WHAT THE TASK ASKS
Each line of the listing that includes "Leaves" should be reported.

DATASET
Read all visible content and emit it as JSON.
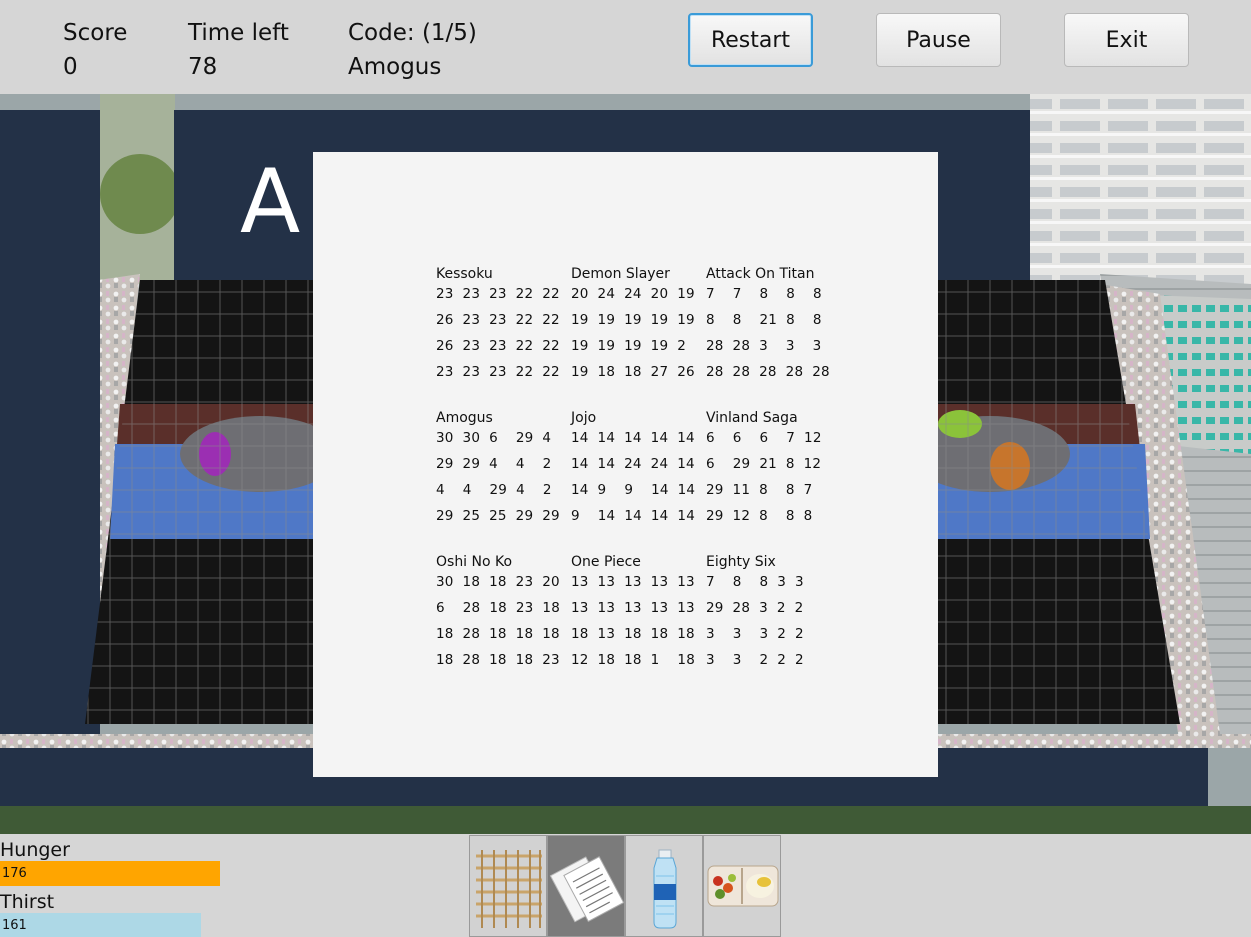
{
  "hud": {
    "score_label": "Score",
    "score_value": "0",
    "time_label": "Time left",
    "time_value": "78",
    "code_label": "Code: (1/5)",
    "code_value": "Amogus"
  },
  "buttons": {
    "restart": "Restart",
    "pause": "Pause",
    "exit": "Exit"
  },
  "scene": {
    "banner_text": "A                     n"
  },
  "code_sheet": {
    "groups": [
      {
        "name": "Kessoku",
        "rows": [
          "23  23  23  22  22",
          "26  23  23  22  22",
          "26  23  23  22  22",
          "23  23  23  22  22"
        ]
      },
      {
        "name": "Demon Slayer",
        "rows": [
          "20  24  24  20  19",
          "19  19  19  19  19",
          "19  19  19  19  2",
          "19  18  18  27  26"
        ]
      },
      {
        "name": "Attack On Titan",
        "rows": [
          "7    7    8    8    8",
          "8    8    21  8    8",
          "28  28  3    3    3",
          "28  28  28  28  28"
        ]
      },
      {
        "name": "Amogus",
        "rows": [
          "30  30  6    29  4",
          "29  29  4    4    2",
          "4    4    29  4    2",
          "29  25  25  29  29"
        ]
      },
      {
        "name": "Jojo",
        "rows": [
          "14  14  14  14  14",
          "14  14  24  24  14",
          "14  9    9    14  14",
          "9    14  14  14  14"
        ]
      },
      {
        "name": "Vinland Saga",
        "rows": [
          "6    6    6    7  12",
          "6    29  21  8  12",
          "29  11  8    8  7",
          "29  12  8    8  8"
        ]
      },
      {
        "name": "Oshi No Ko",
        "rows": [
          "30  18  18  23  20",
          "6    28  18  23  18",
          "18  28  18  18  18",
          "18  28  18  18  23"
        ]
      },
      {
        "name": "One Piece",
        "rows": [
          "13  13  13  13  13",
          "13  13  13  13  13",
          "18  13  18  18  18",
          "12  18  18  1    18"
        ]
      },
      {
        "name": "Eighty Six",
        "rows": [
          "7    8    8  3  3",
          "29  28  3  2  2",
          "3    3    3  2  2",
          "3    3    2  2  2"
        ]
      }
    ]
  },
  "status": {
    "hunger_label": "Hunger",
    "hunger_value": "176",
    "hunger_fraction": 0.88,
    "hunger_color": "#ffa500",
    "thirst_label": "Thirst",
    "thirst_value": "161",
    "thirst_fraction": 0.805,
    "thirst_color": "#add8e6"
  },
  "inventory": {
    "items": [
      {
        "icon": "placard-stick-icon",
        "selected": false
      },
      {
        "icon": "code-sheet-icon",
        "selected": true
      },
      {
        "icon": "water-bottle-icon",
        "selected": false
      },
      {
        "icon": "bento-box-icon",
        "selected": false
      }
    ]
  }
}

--

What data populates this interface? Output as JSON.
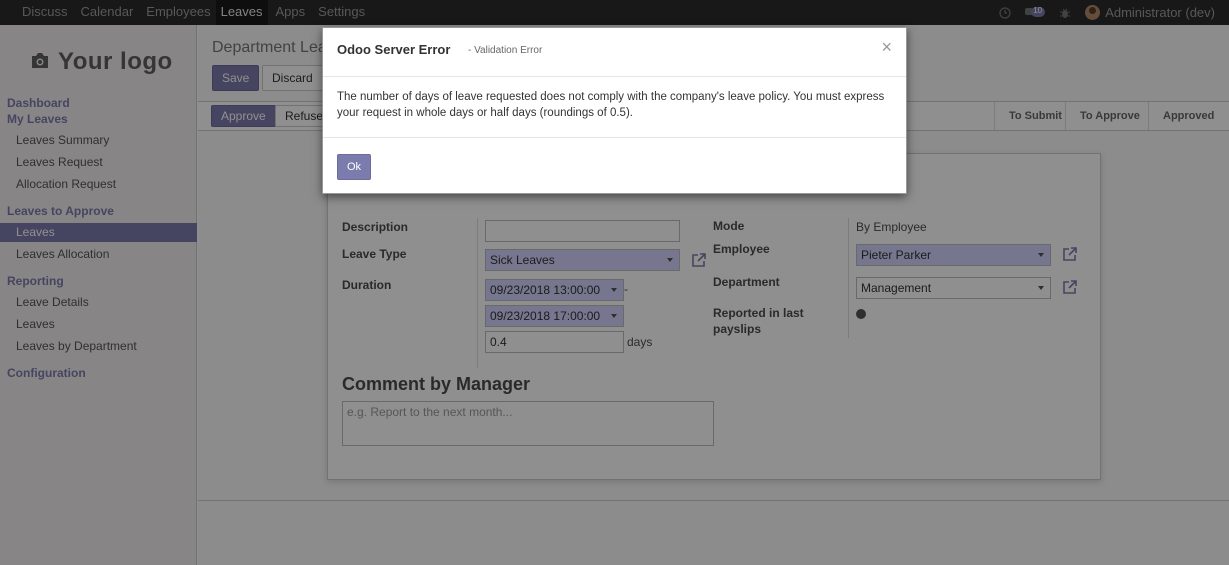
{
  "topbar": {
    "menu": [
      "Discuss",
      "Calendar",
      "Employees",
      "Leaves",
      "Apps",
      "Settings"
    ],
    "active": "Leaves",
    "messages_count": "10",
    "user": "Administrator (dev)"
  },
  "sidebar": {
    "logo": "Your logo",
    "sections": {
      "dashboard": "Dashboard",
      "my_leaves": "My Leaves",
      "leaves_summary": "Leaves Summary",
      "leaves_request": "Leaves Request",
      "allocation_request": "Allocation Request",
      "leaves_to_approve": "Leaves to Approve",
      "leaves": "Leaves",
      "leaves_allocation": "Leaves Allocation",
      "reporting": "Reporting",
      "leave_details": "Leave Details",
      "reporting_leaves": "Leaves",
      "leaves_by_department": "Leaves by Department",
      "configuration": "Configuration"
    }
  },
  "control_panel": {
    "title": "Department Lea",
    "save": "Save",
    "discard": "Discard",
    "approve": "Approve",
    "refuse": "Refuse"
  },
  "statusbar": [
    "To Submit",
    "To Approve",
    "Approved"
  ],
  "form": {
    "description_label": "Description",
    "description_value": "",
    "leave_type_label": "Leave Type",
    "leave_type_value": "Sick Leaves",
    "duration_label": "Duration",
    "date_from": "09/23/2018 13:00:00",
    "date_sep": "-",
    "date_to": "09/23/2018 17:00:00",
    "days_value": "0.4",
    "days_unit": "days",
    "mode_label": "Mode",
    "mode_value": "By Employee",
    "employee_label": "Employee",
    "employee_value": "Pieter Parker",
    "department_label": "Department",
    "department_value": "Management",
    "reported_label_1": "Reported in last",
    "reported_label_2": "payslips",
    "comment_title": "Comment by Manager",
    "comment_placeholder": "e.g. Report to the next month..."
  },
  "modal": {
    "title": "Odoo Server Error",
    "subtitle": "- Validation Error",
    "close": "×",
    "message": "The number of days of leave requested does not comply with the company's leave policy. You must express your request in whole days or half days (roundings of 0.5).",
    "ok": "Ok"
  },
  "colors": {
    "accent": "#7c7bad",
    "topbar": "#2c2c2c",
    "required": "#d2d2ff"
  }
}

THE COMPLETED TASK
      "Leaves",
    "active": "Leaves",
      "my_leaves": "My Leaves",
      "leaves_summary": "Leaves Summary",
      "leaves_request": "Leaves Request",
      "leaves_to_approve": "Leaves to Approve",
      "leaves": "Leaves",
      "leaves_allocation": "Leaves Allocation",
      "reporting_leaves": "Leaves",
      "leaves_by_department": "Leaves by Department",
    "leave_type_value": "Sick Leaves",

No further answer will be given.